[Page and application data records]

== Segment start ==

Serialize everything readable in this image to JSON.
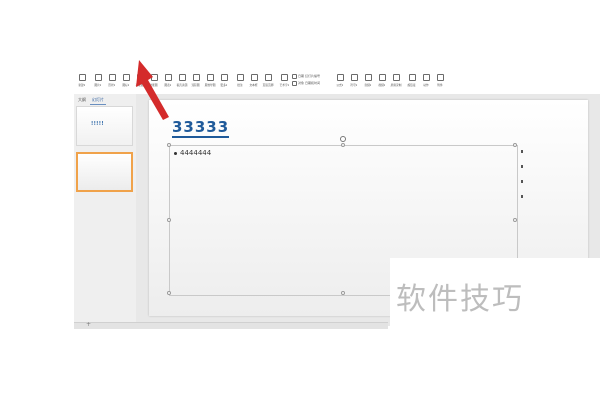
{
  "ribbon": {
    "tools": [
      {
        "name": "tool-1",
        "label": "新建▾"
      },
      {
        "name": "tool-2",
        "label": "图片▾"
      },
      {
        "name": "tool-3",
        "label": "形状▾"
      },
      {
        "name": "tool-4",
        "label": "图标▾"
      },
      {
        "name": "tool-5",
        "label": "功能图"
      },
      {
        "name": "tool-6",
        "label": "智能图"
      },
      {
        "name": "tool-7",
        "label": "图表▾"
      },
      {
        "name": "tool-8",
        "label": "稻壳资源"
      },
      {
        "name": "tool-9",
        "label": "流程图"
      },
      {
        "name": "tool-10",
        "label": "思维导图"
      },
      {
        "name": "tool-11",
        "label": "更多▾"
      },
      {
        "name": "tool-12",
        "label": "批注"
      },
      {
        "name": "tool-13",
        "label": "文本框"
      },
      {
        "name": "tool-14",
        "label": "页眉页脚"
      },
      {
        "name": "tool-15",
        "label": "艺术字▾"
      },
      {
        "name": "tool-16",
        "label": "公式▾"
      },
      {
        "name": "tool-17",
        "label": "符号▾"
      },
      {
        "name": "tool-18",
        "label": "音频▾"
      },
      {
        "name": "tool-19",
        "label": "视频▾"
      },
      {
        "name": "tool-20",
        "label": "屏幕录制"
      },
      {
        "name": "tool-21",
        "label": "超链接"
      },
      {
        "name": "tool-22",
        "label": "动作"
      },
      {
        "name": "tool-23",
        "label": "附件"
      }
    ],
    "wide_tool": {
      "row1": "日期  幻灯片编号",
      "row2": "对象  日期和时间"
    }
  },
  "left_panel": {
    "tabs": [
      "大纲",
      "幻灯片"
    ],
    "thumb1_title": "!!!!!"
  },
  "slide": {
    "title": "33333",
    "bullet": "4444444"
  },
  "watermark": "软件技巧",
  "colors": {
    "accent": "#1f5a9a",
    "selection": "#f0a24a",
    "arrow": "#d42b2b"
  }
}
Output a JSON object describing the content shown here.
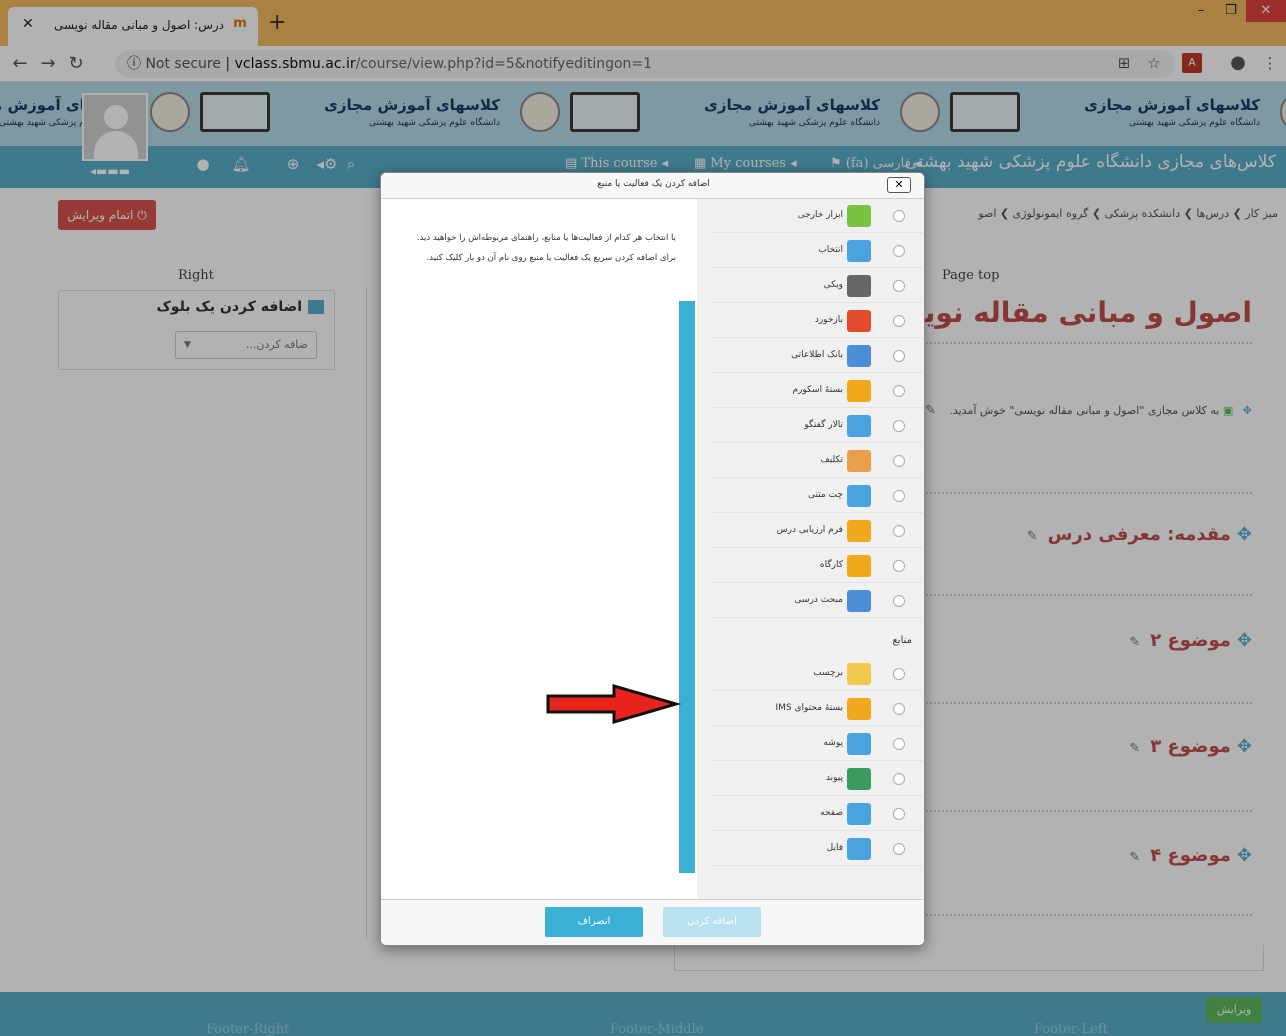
{
  "browser": {
    "tab_title": "درس: اصول و مبانی مقاله نویسی",
    "url_security": "Not secure",
    "url_domain": "vclass.sbmu.ac.ir",
    "url_path": "/course/view.php?id=5&notifyeditingon=1"
  },
  "banner": {
    "title": "کلاسهای آموزش مجازی",
    "subtitle": "دانشگاه علوم پزشکی شهید بهشتی"
  },
  "navbar": {
    "site_name": "کلاس‌های مجازی دانشگاه علوم پزشکی شهید بهشتی",
    "language": "فارسی (fa)",
    "my_courses": "My courses",
    "this_course": "This course"
  },
  "page": {
    "finish_editing": "اتمام ویرایش",
    "breadcrumb": "میز کار  ❯  درس‌ها  ❯  دانشکده پزشکی  ❯  گروه ایمونولوژی  ❯  اصو",
    "right_label": "Right",
    "add_block_title": "اضافه کردن یک بلوک",
    "add_block_select": "ضافه کردن...",
    "page_top_label": "Page top",
    "course_title": "اصول و مبانی مقاله نویسی",
    "welcome_text": "به کلاس مجازی \"اصول و مبانی مقاله نویسی\" خوش آمدید.",
    "sections": [
      "مقدمه: معرفی درس",
      "موضوع ۲",
      "موضوع ۳",
      "موضوع ۴"
    ]
  },
  "footer": {
    "right": "Footer-Right",
    "middle": "Footer-Middle",
    "left": "Footer-Left",
    "edit": "ویرایش"
  },
  "dialog": {
    "title": "اضافه کردن یک فعالیت یا منبع",
    "description": "با انتخاب هر کدام از فعالیت‌ها یا منابع، راهنمای مربوطه‌اش را خواهید دید. برای اضافه کردن سریع یک فعالیت یا منبع روی نام آن دو بار کلیک کنید.",
    "activities": [
      {
        "label": "ابزار خارجی",
        "icon": "puzzle-icon",
        "color": "#7cc242"
      },
      {
        "label": "انتخاب",
        "icon": "question-icon",
        "color": "#4aa3df"
      },
      {
        "label": "ویکی",
        "icon": "wiki-icon",
        "color": "#666666"
      },
      {
        "label": "بازخورد",
        "icon": "megaphone-icon",
        "color": "#e24a2c"
      },
      {
        "label": "بانک اطلاعاتی",
        "icon": "database-icon",
        "color": "#4a8fd8"
      },
      {
        "label": "بستهٔ اسکورم",
        "icon": "package-icon",
        "color": "#f2a81d"
      },
      {
        "label": "تالار گفتگو",
        "icon": "forum-icon",
        "color": "#4aa3df"
      },
      {
        "label": "تکلیف",
        "icon": "assignment-icon",
        "color": "#e8a04a"
      },
      {
        "label": "چت متنی",
        "icon": "chat-icon",
        "color": "#4aa3df"
      },
      {
        "label": "فرم ارزیابی درس",
        "icon": "survey-icon",
        "color": "#f2a81d"
      },
      {
        "label": "کارگاه",
        "icon": "workshop-icon",
        "color": "#f2a81d"
      },
      {
        "label": "مبحث درسی",
        "icon": "lesson-icon",
        "color": "#4a8fd8"
      }
    ],
    "resources_heading": "منابع",
    "resources": [
      {
        "label": "برچسب",
        "icon": "label-icon",
        "color": "#f2c94c"
      },
      {
        "label": "بستهٔ محتوای IMS",
        "icon": "ims-package-icon",
        "color": "#f2a81d"
      },
      {
        "label": "پوشه",
        "icon": "folder-icon",
        "color": "#4aa3df"
      },
      {
        "label": "پیوند",
        "icon": "url-icon",
        "color": "#3c9a5f"
      },
      {
        "label": "صفحه",
        "icon": "page-icon",
        "color": "#4aa3df"
      },
      {
        "label": "فایل",
        "icon": "file-icon",
        "color": "#4aa3df"
      }
    ],
    "add_button": "اضافه کردن",
    "cancel_button": "انصراف"
  }
}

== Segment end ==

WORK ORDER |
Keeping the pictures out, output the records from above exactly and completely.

SOLUTION |
Serialize everything readable in this image to JSON.
{
  "ribbon": {
    "tools": [
      {
        "name": "tool-1",
        "label": "新建▾"
      },
      {
        "name": "tool-2",
        "label": "图片▾"
      },
      {
        "name": "tool-3",
        "label": "形状▾"
      },
      {
        "name": "tool-4",
        "label": "图标▾"
      },
      {
        "name": "tool-5",
        "label": "功能图"
      },
      {
        "name": "tool-6",
        "label": "智能图"
      },
      {
        "name": "tool-7",
        "label": "图表▾"
      },
      {
        "name": "tool-8",
        "label": "稻壳资源"
      },
      {
        "name": "tool-9",
        "label": "流程图"
      },
      {
        "name": "tool-10",
        "label": "思维导图"
      },
      {
        "name": "tool-11",
        "label": "更多▾"
      },
      {
        "name": "tool-12",
        "label": "批注"
      },
      {
        "name": "tool-13",
        "label": "文本框"
      },
      {
        "name": "tool-14",
        "label": "页眉页脚"
      },
      {
        "name": "tool-15",
        "label": "艺术字▾"
      },
      {
        "name": "tool-16",
        "label": "公式▾"
      },
      {
        "name": "tool-17",
        "label": "符号▾"
      },
      {
        "name": "tool-18",
        "label": "音频▾"
      },
      {
        "name": "tool-19",
        "label": "视频▾"
      },
      {
        "name": "tool-20",
        "label": "屏幕录制"
      },
      {
        "name": "tool-21",
        "label": "超链接"
      },
      {
        "name": "tool-22",
        "label": "动作"
      },
      {
        "name": "tool-23",
        "label": "附件"
      }
    ],
    "wide_tool": {
      "row1": "日期  幻灯片编号",
      "row2": "对象  日期和时间"
    }
  },
  "left_panel": {
    "tabs": [
      "大纲",
      "幻灯片"
    ],
    "thumb1_title": "!!!!!"
  },
  "slide": {
    "title": "33333",
    "bullet": "4444444"
  },
  "watermark": "软件技巧",
  "colors": {
    "accent": "#1f5a9a",
    "selection": "#f0a24a",
    "arrow": "#d42b2b"
  }
}
Output a JSON object describing the content shown here.
{
  "browser": {
    "tab_title": "درس: اصول و مبانی مقاله نویسی",
    "url_security": "Not secure",
    "url_domain": "vclass.sbmu.ac.ir",
    "url_path": "/course/view.php?id=5&notifyeditingon=1"
  },
  "banner": {
    "title": "کلاسهای آموزش مجازی",
    "subtitle": "دانشگاه علوم پزشکی شهید بهشتی"
  },
  "navbar": {
    "site_name": "کلاس‌های مجازی دانشگاه علوم پزشکی شهید بهشتی",
    "language": "فارسی (fa)",
    "my_courses": "My courses",
    "this_course": "This course"
  },
  "page": {
    "finish_editing": "اتمام ویرایش",
    "breadcrumb": "میز کار  ❯  درس‌ها  ❯  دانشکده پزشکی  ❯  گروه ایمونولوژی  ❯  اصو",
    "right_label": "Right",
    "add_block_title": "اضافه کردن یک بلوک",
    "add_block_select": "ضافه کردن...",
    "page_top_label": "Page top",
    "course_title": "اصول و مبانی مقاله نویسی",
    "welcome_text": "به کلاس مجازی \"اصول و مبانی مقاله نویسی\" خوش آمدید.",
    "sections": [
      "مقدمه: معرفی درس",
      "موضوع ۲",
      "موضوع ۳",
      "موضوع ۴"
    ]
  },
  "footer": {
    "right": "Footer-Right",
    "middle": "Footer-Middle",
    "left": "Footer-Left",
    "edit": "ویرایش"
  },
  "dialog": {
    "title": "اضافه کردن یک فعالیت یا منبع",
    "description": "با انتخاب هر کدام از فعالیت‌ها یا منابع، راهنمای مربوطه‌اش را خواهید دید. برای اضافه کردن سریع یک فعالیت یا منبع روی نام آن دو بار کلیک کنید.",
    "activities": [
      {
        "label": "ابزار خارجی",
        "icon": "puzzle-icon",
        "color": "#7cc242"
      },
      {
        "label": "انتخاب",
        "icon": "question-icon",
        "color": "#4aa3df"
      },
      {
        "label": "ویکی",
        "icon": "wiki-icon",
        "color": "#666666"
      },
      {
        "label": "بازخورد",
        "icon": "megaphone-icon",
        "color": "#e24a2c"
      },
      {
        "label": "بانک اطلاعاتی",
        "icon": "database-icon",
        "color": "#4a8fd8"
      },
      {
        "label": "بستهٔ اسکورم",
        "icon": "package-icon",
        "color": "#f2a81d"
      },
      {
        "label": "تالار گفتگو",
        "icon": "forum-icon",
        "color": "#4aa3df"
      },
      {
        "label": "تکلیف",
        "icon": "assignment-icon",
        "color": "#e8a04a"
      },
      {
        "label": "چت متنی",
        "icon": "chat-icon",
        "color": "#4aa3df"
      },
      {
        "label": "فرم ارزیابی درس",
        "icon": "survey-icon",
        "color": "#f2a81d"
      },
      {
        "label": "کارگاه",
        "icon": "workshop-icon",
        "color": "#f2a81d"
      },
      {
        "label": "مبحث درسی",
        "icon": "lesson-icon",
        "color": "#4a8fd8"
      }
    ],
    "resources_heading": "منابع",
    "resources": [
      {
        "label": "برچسب",
        "icon": "label-icon",
        "color": "#f2c94c"
      },
      {
        "label": "بستهٔ محتوای IMS",
        "icon": "ims-package-icon",
        "color": "#f2a81d"
      },
      {
        "label": "پوشه",
        "icon": "folder-icon",
        "color": "#4aa3df"
      },
      {
        "label": "پیوند",
        "icon": "url-icon",
        "color": "#3c9a5f"
      },
      {
        "label": "صفحه",
        "icon": "page-icon",
        "color": "#4aa3df"
      },
      {
        "label": "فایل",
        "icon": "file-icon",
        "color": "#4aa3df"
      }
    ],
    "add_button": "اضافه کردن",
    "cancel_button": "انصراف"
  }
}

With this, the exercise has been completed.